WORK REQUEST: Report all lines from the entries below in which "loop" appears.

--- RECORDS FOR THE TASK Enclosed Below ---

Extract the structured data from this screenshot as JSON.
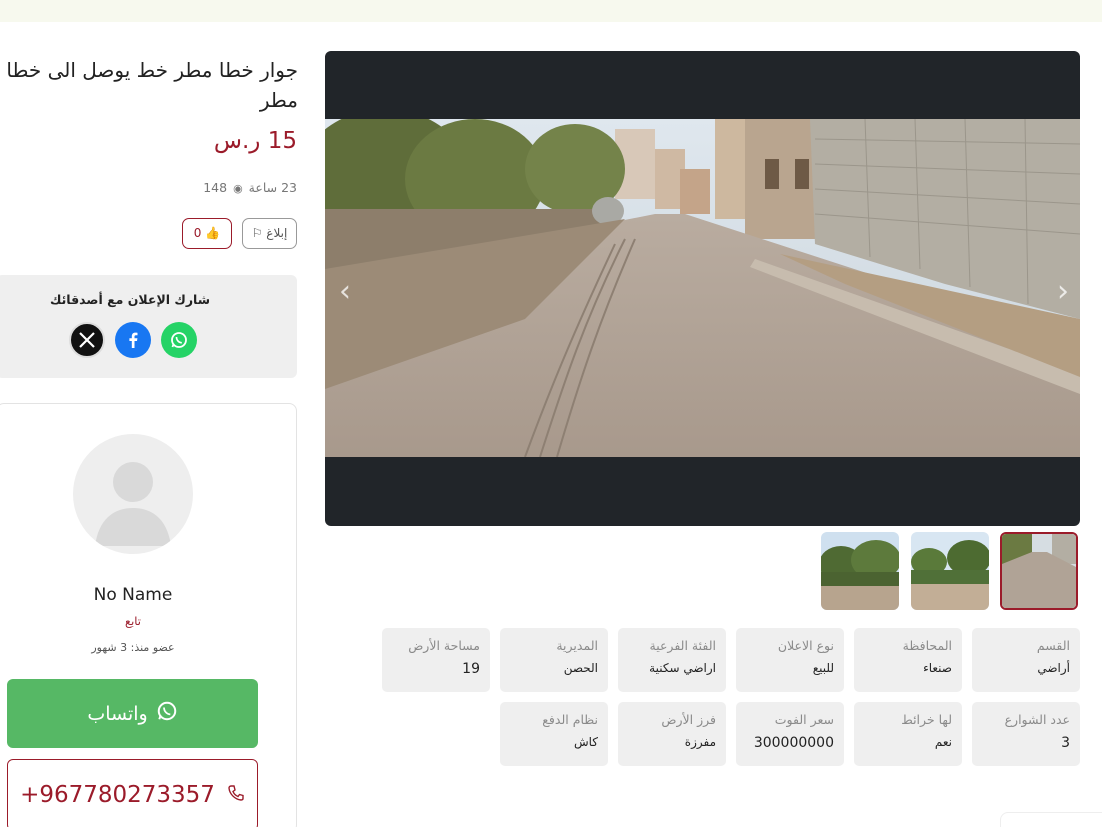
{
  "listing": {
    "title": "جوار خطا مطر خط يوصل الى خطا مطر",
    "price": "15 ر.س",
    "posted": "23 ساعة",
    "views": "148",
    "report_label": "إبلاغ",
    "likes": "0"
  },
  "share": {
    "title": "شارك الإعلان مع أصدقائك",
    "icons": [
      "x-icon",
      "facebook-icon",
      "whatsapp-icon"
    ]
  },
  "seller": {
    "name": "No Name",
    "role": "تابع",
    "member_since": "عضو منذ: 3 شهور",
    "whatsapp_label": "واتساب",
    "phone": "+967780273357"
  },
  "specs": [
    {
      "label": "القسم",
      "value": "أراضي"
    },
    {
      "label": "المحافظة",
      "value": "صنعاء"
    },
    {
      "label": "نوع الاعلان",
      "value": "للبيع"
    },
    {
      "label": "الفئة الفرعية",
      "value": "اراضي سكنية"
    },
    {
      "label": "المديرية",
      "value": "الحصن"
    },
    {
      "label": "مساحة الأرض",
      "value": "19"
    },
    {
      "label": "عدد الشوارع",
      "value": "3"
    },
    {
      "label": "لها خرائط",
      "value": "نعم"
    },
    {
      "label": "سعر الفوت",
      "value": "300000000"
    },
    {
      "label": "فرز الأرض",
      "value": "مفرزة"
    },
    {
      "label": "نظام الدفع",
      "value": "كاش"
    }
  ],
  "colors": {
    "accent": "#9b1b2a",
    "whatsapp": "#56b865",
    "card_bg": "#efefef",
    "gallery_bg": "#212529"
  }
}
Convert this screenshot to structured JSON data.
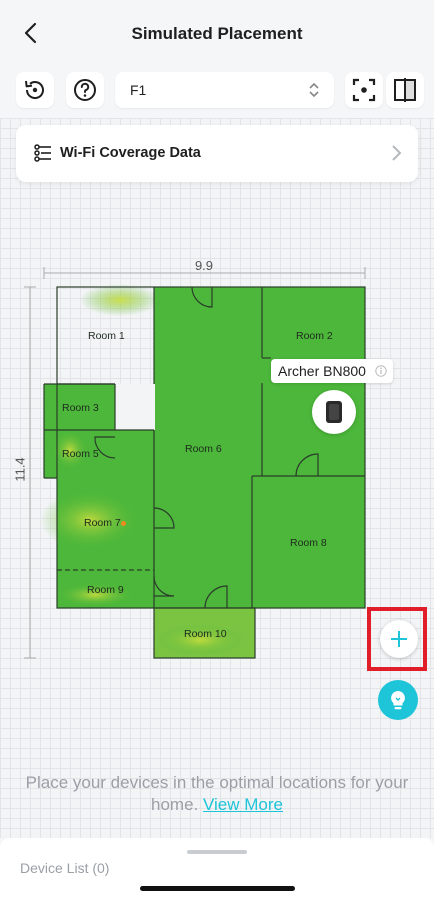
{
  "header": {
    "title": "Simulated Placement"
  },
  "toolbar": {
    "floor": "F1"
  },
  "coverage_card": {
    "label": "Wi-Fi Coverage Data"
  },
  "floorplan": {
    "width_label": "9.9",
    "height_label": "11.4",
    "rooms": [
      "Room 1",
      "Room 2",
      "Room 3",
      "Room 5",
      "Room 6",
      "Room 7",
      "Room 8",
      "Room 9",
      "Room 10"
    ]
  },
  "device": {
    "name": "Archer BN800"
  },
  "hint": {
    "text": "Place your devices in the optimal locations for your home.",
    "link": "View More"
  },
  "bottom_sheet": {
    "label": "Device List (0)"
  },
  "colors": {
    "accent": "#1ec4d8",
    "highlight": "#e11d2a",
    "coverage": "#4fb83a"
  }
}
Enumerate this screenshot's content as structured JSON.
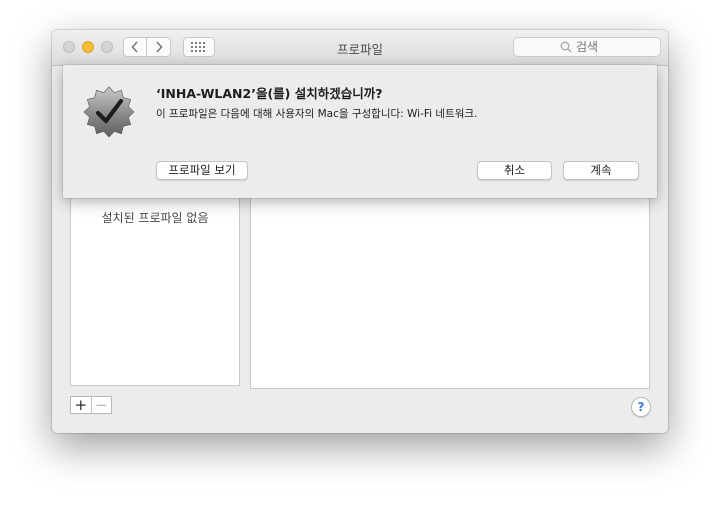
{
  "window": {
    "title": "프로파일",
    "search_placeholder": "검색"
  },
  "sidebar": {
    "empty_text": "설치된 프로파일 없음"
  },
  "footer": {
    "add_label": "+",
    "remove_label": "−",
    "help_label": "?"
  },
  "dialog": {
    "title": "‘INHA-WLAN2’을(를) 설치하겠습니까?",
    "message": "이 프로파일은 다음에 대해 사용자의 Mac을 구성합니다: Wi-Fi 네트워크.",
    "view_profile_label": "프로파일 보기",
    "cancel_label": "취소",
    "continue_label": "계속"
  },
  "colors": {
    "minimize_button": "#f5bb33",
    "help_accent": "#3f7be0",
    "window_background": "#ececec"
  },
  "icons": {
    "badge": "checkmark-badge-icon",
    "search": "search-icon",
    "back": "chevron-left-icon",
    "forward": "chevron-right-icon",
    "grid": "grid-icon"
  }
}
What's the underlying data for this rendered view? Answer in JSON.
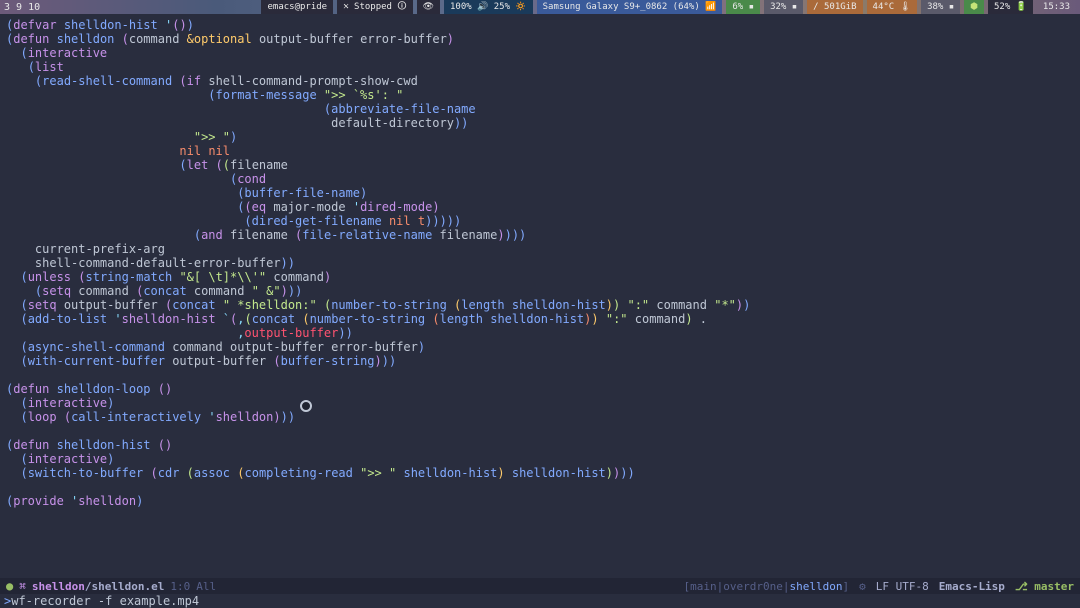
{
  "topbar": {
    "workspaces": [
      "3",
      "9",
      "10"
    ],
    "emacs_host": "emacs@pride",
    "sync": "🞫 Stopped 🛈",
    "volume": "100% 🔊 25% 🔅",
    "device": "Samsung Galaxy S9+_0862 (64%) 📶",
    "cpu": "6% ▪",
    "mem": "32% ▪",
    "disk": "/ 501GiB",
    "temp": "44°C 🌡",
    "gpu": "38% ▪",
    "bat": "52% 🔋",
    "time": "15:33"
  },
  "code": [
    "(defvar shelldon-hist '())",
    "(defun shelldon (command &optional output-buffer error-buffer)",
    "  (interactive",
    "   (list",
    "    (read-shell-command (if shell-command-prompt-show-cwd",
    "                            (format-message \">> `%s': \"",
    "                                            (abbreviate-file-name",
    "                                             default-directory))",
    "                          \">> \")",
    "                        nil nil",
    "                        (let ((filename",
    "                               (cond",
    "                                (buffer-file-name)",
    "                                ((eq major-mode 'dired-mode)",
    "                                 (dired-get-filename nil t)))))",
    "                          (and filename (file-relative-name filename))))",
    "    current-prefix-arg",
    "    shell-command-default-error-buffer))",
    "  (unless (string-match \"&[ \\t]*\\\\'\" command)",
    "    (setq command (concat command \" &\")))",
    "  (setq output-buffer (concat \" *shelldon:\" (number-to-string (length shelldon-hist)) \":\" command \"*\"))",
    "  (add-to-list 'shelldon-hist `(,(concat (number-to-string (length shelldon-hist)) \":\" command) .",
    "                                ,output-buffer))",
    "  (async-shell-command command output-buffer error-buffer)",
    "  (with-current-buffer output-buffer (buffer-string)))",
    "",
    "(defun shelldon-loop ()",
    "  (interactive)",
    "  (loop (call-interactively 'shelldon)))",
    "",
    "(defun shelldon-hist ()",
    "  (interactive)",
    "  (switch-to-buffer (cdr (assoc (completing-read \">> \" shelldon-hist) shelldon-hist))))",
    "",
    "(provide 'shelldon)"
  ],
  "modeline": {
    "project": "shelldon",
    "file": "shelldon.el",
    "pos": "1:0",
    "scroll": "All",
    "persp_raw": "[main|overdr0ne|shelldon]",
    "persp_pre": "[main|overdr0ne|",
    "persp_hl": "shelldon",
    "persp_suf": "]",
    "encoding": "LF  UTF-8",
    "mode": "Emacs-Lisp",
    "branch_glyph": "⎇",
    "branch": "master"
  },
  "minibuffer": {
    "prompt": ">",
    "text": " wf-recorder -f example.mp4"
  }
}
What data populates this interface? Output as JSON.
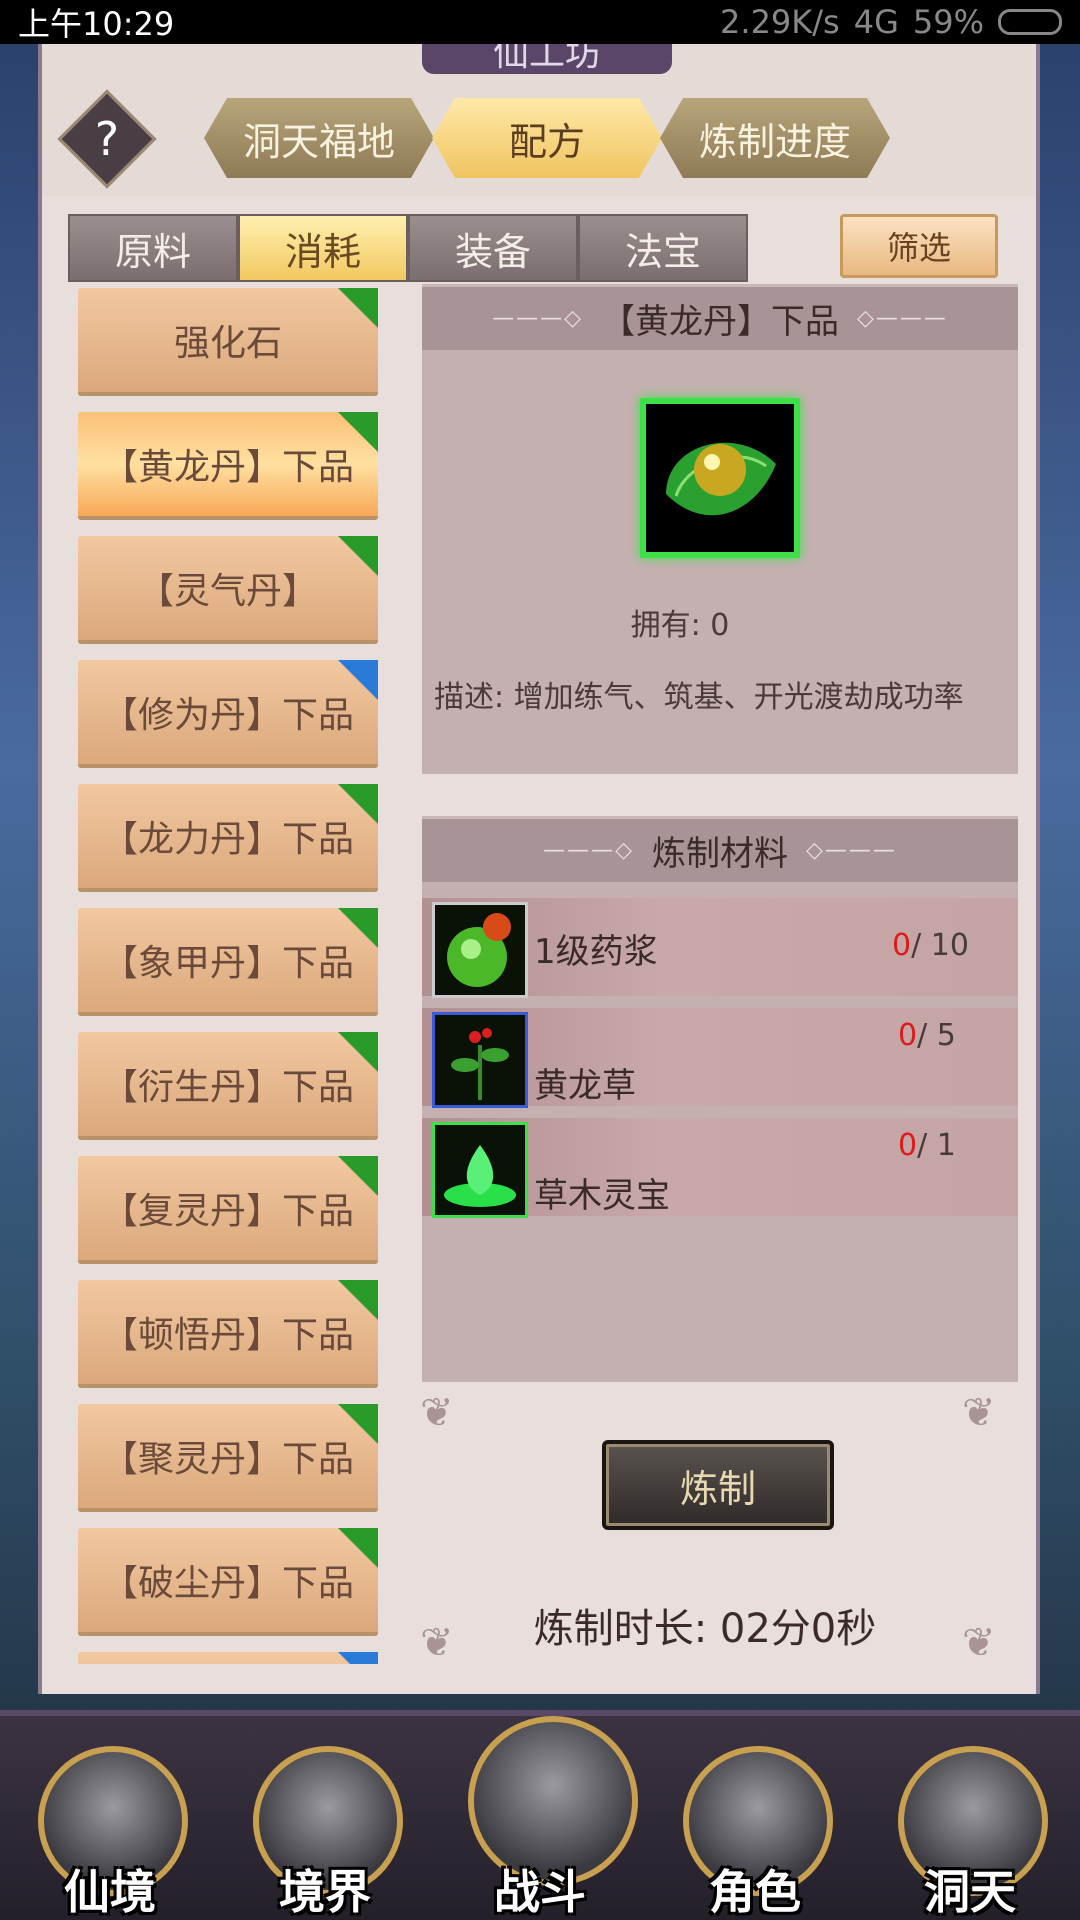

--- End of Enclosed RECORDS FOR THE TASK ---

TASK RESULT:
    "(defun shelldon-loop ()",
    "  (loop (call-interactively 'shelldon)))",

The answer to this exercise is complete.